**Exercise prompt**
Every line in the entries where "History" is found should be copied.

[Data excerpts]

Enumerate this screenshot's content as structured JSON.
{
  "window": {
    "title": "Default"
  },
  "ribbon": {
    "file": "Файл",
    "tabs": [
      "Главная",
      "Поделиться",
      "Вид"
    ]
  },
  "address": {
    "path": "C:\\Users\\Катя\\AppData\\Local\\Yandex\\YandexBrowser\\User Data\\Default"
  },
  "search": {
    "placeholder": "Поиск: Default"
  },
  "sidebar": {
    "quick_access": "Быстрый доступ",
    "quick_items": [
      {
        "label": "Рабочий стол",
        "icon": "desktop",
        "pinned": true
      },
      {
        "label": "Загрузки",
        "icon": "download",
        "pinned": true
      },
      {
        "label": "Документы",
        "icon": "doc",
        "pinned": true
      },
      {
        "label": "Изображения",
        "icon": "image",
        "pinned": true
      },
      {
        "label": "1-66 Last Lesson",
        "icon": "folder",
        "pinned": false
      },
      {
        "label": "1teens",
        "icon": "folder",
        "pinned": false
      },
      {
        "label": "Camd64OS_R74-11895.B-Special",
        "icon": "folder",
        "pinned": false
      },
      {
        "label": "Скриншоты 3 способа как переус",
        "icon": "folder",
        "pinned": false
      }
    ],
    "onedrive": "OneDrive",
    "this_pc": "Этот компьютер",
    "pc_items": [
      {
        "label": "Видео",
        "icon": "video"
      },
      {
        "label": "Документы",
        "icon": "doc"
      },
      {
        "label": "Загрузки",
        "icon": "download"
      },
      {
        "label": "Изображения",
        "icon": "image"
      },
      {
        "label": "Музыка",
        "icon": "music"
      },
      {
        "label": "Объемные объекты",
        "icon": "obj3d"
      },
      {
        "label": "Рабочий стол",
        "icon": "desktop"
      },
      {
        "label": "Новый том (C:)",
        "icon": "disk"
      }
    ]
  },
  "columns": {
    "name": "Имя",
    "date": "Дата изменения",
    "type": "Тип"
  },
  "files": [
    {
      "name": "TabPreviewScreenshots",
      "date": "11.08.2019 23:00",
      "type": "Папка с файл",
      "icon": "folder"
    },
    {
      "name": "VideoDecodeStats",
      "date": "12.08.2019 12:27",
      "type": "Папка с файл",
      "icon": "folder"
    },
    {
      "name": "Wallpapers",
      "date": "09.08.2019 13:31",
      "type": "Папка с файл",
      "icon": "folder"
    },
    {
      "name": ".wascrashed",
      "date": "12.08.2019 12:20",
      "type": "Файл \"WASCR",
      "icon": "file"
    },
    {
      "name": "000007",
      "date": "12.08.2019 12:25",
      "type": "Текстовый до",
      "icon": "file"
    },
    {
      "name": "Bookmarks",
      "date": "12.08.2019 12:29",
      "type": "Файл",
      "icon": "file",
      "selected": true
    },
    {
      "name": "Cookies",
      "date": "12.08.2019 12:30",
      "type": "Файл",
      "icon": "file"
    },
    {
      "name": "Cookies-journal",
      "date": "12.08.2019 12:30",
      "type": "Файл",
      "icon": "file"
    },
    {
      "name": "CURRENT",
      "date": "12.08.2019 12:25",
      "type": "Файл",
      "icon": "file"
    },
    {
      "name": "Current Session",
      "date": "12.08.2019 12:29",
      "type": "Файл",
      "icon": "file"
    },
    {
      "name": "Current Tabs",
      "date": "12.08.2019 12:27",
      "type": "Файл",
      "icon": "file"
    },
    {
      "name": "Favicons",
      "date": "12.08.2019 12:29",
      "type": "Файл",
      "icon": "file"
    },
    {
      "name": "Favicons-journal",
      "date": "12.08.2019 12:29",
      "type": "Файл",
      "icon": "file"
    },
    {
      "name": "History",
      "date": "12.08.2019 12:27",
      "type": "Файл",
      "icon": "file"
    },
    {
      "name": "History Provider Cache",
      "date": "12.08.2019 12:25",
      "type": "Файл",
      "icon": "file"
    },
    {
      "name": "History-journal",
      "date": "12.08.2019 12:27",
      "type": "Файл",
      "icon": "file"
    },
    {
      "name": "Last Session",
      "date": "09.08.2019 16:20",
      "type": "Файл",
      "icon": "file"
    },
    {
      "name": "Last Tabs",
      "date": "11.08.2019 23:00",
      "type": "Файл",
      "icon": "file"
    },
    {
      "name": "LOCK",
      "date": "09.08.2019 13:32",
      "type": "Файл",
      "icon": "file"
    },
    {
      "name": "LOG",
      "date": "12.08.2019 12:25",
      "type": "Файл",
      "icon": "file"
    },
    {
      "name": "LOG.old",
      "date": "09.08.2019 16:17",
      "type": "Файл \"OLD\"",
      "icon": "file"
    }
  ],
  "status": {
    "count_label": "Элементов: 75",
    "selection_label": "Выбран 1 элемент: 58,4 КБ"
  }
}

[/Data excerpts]

**Final answer**
      "name": "History",
      "name": "History Provider Cache",
      "name": "History-journal",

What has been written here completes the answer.